- BRIEF: Below are the records. Gather each line that holds "JSON".
ENTRIES PROVIDED: Begin
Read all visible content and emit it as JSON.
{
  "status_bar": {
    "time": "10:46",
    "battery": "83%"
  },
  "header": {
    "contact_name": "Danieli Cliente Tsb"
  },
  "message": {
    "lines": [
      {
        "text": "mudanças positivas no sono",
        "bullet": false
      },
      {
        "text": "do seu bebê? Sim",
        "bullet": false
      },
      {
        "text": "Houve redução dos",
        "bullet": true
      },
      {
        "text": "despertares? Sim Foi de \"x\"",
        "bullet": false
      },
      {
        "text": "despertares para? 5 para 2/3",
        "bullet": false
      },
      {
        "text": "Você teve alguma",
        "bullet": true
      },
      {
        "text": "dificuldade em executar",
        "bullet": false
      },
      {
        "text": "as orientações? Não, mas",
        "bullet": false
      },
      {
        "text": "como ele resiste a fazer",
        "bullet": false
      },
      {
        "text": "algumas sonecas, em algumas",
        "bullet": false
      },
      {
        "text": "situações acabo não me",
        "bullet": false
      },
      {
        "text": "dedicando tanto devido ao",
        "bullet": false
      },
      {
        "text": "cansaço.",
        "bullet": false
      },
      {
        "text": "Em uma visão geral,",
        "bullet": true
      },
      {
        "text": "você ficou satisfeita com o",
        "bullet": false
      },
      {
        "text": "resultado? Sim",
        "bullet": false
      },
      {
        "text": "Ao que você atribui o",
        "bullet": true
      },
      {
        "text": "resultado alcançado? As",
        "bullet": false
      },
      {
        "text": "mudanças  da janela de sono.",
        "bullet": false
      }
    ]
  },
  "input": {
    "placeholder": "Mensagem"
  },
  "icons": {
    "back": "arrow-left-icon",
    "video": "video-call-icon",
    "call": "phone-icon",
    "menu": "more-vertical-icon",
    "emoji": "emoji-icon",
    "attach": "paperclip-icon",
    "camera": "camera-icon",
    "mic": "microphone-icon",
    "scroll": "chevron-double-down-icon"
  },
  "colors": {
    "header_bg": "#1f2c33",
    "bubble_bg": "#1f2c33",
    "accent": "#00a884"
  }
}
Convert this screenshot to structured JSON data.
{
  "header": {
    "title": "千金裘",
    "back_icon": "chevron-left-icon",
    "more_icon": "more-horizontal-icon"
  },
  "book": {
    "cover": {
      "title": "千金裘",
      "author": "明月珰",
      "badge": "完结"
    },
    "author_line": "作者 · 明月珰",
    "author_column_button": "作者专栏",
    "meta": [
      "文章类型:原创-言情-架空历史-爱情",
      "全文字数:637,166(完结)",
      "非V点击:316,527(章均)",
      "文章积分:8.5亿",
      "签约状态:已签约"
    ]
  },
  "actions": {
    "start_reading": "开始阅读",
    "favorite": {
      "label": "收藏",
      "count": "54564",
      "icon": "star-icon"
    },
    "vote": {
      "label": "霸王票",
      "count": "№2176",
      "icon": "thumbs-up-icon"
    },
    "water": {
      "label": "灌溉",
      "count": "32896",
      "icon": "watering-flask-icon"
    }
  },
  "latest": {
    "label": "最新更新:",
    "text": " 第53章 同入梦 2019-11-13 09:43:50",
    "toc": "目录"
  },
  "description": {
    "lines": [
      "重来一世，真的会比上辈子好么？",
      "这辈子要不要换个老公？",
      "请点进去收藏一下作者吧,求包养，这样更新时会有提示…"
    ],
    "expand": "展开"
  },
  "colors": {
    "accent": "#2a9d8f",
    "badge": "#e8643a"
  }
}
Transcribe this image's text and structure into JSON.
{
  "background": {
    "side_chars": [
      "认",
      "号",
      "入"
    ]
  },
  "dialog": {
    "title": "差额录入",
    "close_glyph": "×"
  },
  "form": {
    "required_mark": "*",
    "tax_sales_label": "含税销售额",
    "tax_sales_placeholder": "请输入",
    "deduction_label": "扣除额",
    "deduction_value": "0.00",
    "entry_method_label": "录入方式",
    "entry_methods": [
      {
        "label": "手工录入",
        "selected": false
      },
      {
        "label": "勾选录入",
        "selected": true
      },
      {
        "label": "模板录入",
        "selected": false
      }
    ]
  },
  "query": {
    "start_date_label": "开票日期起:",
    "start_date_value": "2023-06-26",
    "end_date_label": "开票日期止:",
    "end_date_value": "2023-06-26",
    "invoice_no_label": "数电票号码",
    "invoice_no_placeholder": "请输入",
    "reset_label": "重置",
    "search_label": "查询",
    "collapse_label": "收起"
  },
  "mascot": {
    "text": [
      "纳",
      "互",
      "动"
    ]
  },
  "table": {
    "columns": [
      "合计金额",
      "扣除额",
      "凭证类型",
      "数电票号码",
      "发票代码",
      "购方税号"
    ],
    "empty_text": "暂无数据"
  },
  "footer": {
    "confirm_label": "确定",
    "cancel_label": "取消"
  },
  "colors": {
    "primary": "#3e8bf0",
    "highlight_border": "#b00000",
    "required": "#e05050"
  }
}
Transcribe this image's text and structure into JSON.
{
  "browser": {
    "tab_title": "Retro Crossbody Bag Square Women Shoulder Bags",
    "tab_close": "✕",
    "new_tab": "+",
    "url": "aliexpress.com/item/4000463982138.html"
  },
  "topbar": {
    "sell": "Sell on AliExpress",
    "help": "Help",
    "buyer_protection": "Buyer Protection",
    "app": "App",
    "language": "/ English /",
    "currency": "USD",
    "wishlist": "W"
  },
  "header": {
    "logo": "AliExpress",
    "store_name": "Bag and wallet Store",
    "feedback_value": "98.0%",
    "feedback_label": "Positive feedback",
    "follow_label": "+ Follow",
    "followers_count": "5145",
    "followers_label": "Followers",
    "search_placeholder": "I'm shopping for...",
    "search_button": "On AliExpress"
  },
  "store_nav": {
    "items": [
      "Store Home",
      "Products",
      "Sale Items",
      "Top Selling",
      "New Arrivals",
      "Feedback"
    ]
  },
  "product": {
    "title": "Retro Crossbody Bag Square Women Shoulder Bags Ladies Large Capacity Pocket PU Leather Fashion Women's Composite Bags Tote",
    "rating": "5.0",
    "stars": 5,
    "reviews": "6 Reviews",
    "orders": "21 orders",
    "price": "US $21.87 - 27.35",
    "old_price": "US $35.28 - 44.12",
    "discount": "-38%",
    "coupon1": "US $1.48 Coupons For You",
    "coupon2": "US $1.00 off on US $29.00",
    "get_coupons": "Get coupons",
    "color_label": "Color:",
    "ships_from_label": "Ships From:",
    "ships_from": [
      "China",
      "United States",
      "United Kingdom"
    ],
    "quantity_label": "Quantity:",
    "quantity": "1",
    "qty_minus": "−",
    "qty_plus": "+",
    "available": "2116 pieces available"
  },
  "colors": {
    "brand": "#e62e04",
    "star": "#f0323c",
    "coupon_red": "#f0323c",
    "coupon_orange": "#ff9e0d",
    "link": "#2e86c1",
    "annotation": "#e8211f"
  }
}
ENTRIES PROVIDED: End
- TASK SOLUTION:
Read all visible content and emit it as JSON.
Convert this screenshot to structured JSON data.
Transcribe this image's text and structure into JSON.
Transcribe this image's text and structure into JSON.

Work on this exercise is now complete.